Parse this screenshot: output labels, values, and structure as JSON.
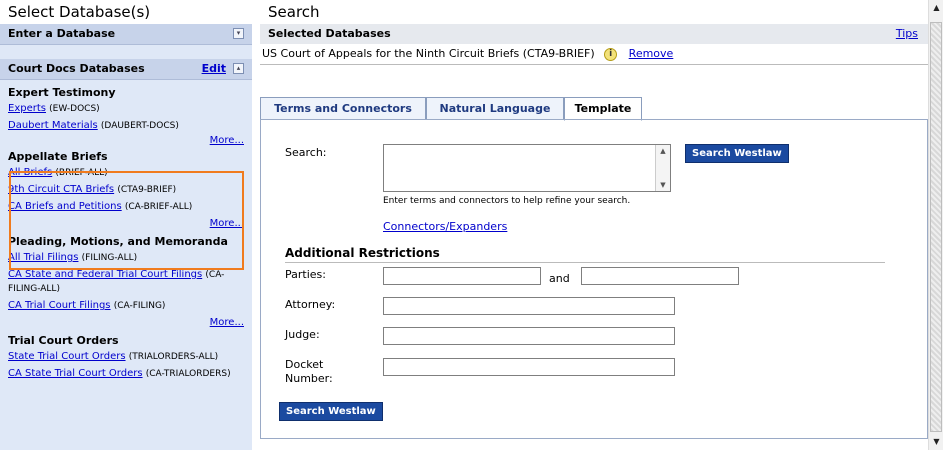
{
  "left": {
    "title": "Select Database(s)",
    "enter_bar": "Enter a Database",
    "court_bar": "Court Docs Databases",
    "edit_label": "Edit",
    "sections": [
      {
        "head": "Expert Testimony",
        "items": [
          {
            "text": "Experts",
            "code": "(EW-DOCS)"
          },
          {
            "text": "Daubert Materials",
            "code": "(DAUBERT-DOCS)"
          }
        ],
        "more": "More..."
      },
      {
        "head": "Appellate Briefs",
        "items": [
          {
            "text": "All Briefs",
            "code": "(BRIEF-ALL)"
          },
          {
            "text": "9th Circuit CTA Briefs",
            "code": "(CTA9-BRIEF)"
          },
          {
            "text": "CA Briefs and Petitions",
            "code": "(CA-BRIEF-ALL)"
          }
        ],
        "more": "More..."
      },
      {
        "head": "Pleading, Motions, and Memoranda",
        "items": [
          {
            "text": "All Trial Filings",
            "code": "(FILING-ALL)"
          },
          {
            "text": "CA State and Federal Trial Court Filings",
            "code": "(CA-FILING-ALL)"
          },
          {
            "text": "CA Trial Court Filings",
            "code": "(CA-FILING)"
          }
        ],
        "more": "More..."
      },
      {
        "head": "Trial Court Orders",
        "items": [
          {
            "text": "State Trial Court Orders",
            "code": "(TRIALORDERS-ALL)"
          },
          {
            "text": "CA State Trial Court Orders",
            "code": "(CA-TRIALORDERS)"
          }
        ],
        "more": ""
      }
    ]
  },
  "right": {
    "title": "Search",
    "selected_bar": "Selected Databases",
    "tips": "Tips",
    "db_name": "US Court of Appeals for the Ninth Circuit Briefs (CTA9-BRIEF)",
    "info_glyph": "i",
    "remove": "Remove",
    "tabs": [
      "Terms and Connectors",
      "Natural Language",
      "Template"
    ],
    "active_tab": "Template",
    "search_label": "Search:",
    "search_value": "",
    "search_hint": "Enter terms and connectors to help refine your search.",
    "connectors_link": "Connectors/Expanders",
    "search_button": "Search Westlaw",
    "additional_restrictions": "Additional Restrictions",
    "parties_label": "Parties:",
    "and_label": "and",
    "attorney_label": "Attorney:",
    "judge_label": "Judge:",
    "docket_label": "Docket Number:",
    "search_button_bottom": "Search Westlaw"
  },
  "icons": {
    "collapse": "▾",
    "collapse_up": "▴",
    "scroll_up": "▲",
    "scroll_down": "▼"
  }
}
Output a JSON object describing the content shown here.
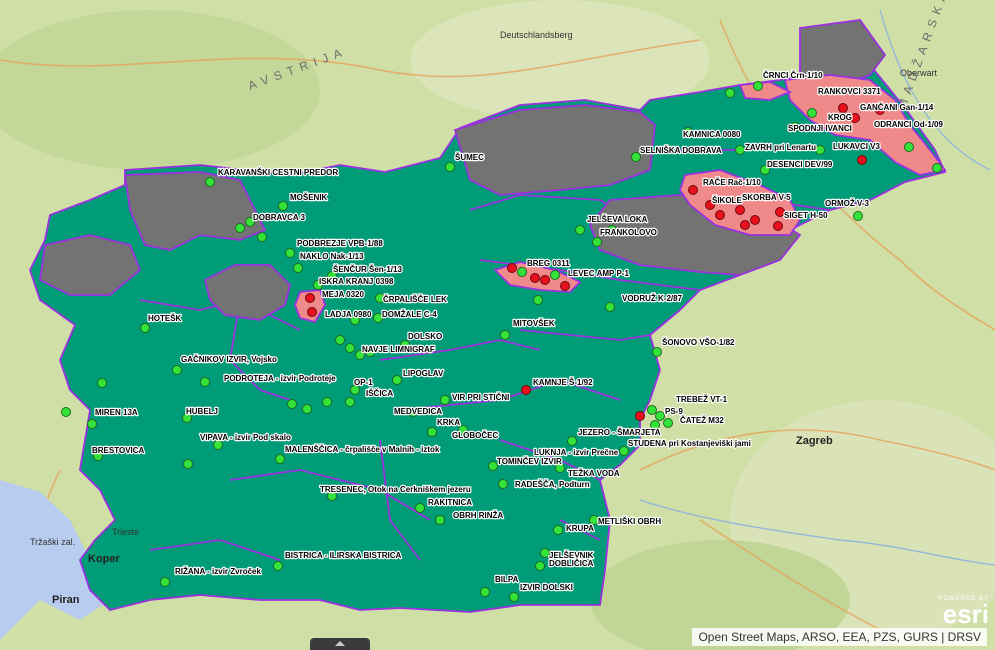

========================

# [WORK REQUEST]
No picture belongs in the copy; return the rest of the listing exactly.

# [RESULT BELOW]
Parse this screenshot: output labels, values, and structure as JSON.
{
  "left": {
    "title": "Select Database(s)",
    "enter_bar": "Enter a Database",
    "court_bar": "Court Docs Databases",
    "edit_label": "Edit",
    "sections": [
      {
        "head": "Expert Testimony",
        "items": [
          {
            "text": "Experts",
            "code": "(EW-DOCS)"
          },
          {
            "text": "Daubert Materials",
            "code": "(DAUBERT-DOCS)"
          }
        ],
        "more": "More..."
      },
      {
        "head": "Appellate Briefs",
        "items": [
          {
            "text": "All Briefs",
            "code": "(BRIEF-ALL)"
          },
          {
            "text": "9th Circuit CTA Briefs",
            "code": "(CTA9-BRIEF)"
          },
          {
            "text": "CA Briefs and Petitions",
            "code": "(CA-BRIEF-ALL)"
          }
        ],
        "more": "More..."
      },
      {
        "head": "Pleading, Motions, and Memoranda",
        "items": [
          {
            "text": "All Trial Filings",
            "code": "(FILING-ALL)"
          },
          {
            "text": "CA State and Federal Trial Court Filings",
            "code": "(CA-FILING-ALL)"
          },
          {
            "text": "CA Trial Court Filings",
            "code": "(CA-FILING)"
          }
        ],
        "more": "More..."
      },
      {
        "head": "Trial Court Orders",
        "items": [
          {
            "text": "State Trial Court Orders",
            "code": "(TRIALORDERS-ALL)"
          },
          {
            "text": "CA State Trial Court Orders",
            "code": "(CA-TRIALORDERS)"
          }
        ],
        "more": ""
      }
    ]
  },
  "right": {
    "title": "Search",
    "selected_bar": "Selected Databases",
    "tips": "Tips",
    "db_name": "US Court of Appeals for the Ninth Circuit Briefs (CTA9-BRIEF)",
    "info_glyph": "i",
    "remove": "Remove",
    "tabs": [
      "Terms and Connectors",
      "Natural Language",
      "Template"
    ],
    "active_tab": "Template",
    "search_label": "Search:",
    "search_value": "",
    "search_hint": "Enter terms and connectors to help refine your search.",
    "connectors_link": "Connectors/Expanders",
    "search_button": "Search Westlaw",
    "additional_restrictions": "Additional Restrictions",
    "parties_label": "Parties:",
    "and_label": "and",
    "attorney_label": "Attorney:",
    "judge_label": "Judge:",
    "docket_label": "Docket Number:",
    "search_button_bottom": "Search Westlaw"
  },
  "icons": {
    "collapse": "▾",
    "collapse_up": "▴",
    "scroll_up": "▲",
    "scroll_down": "▼"
  }
}
Output a JSON object describing the content shown here.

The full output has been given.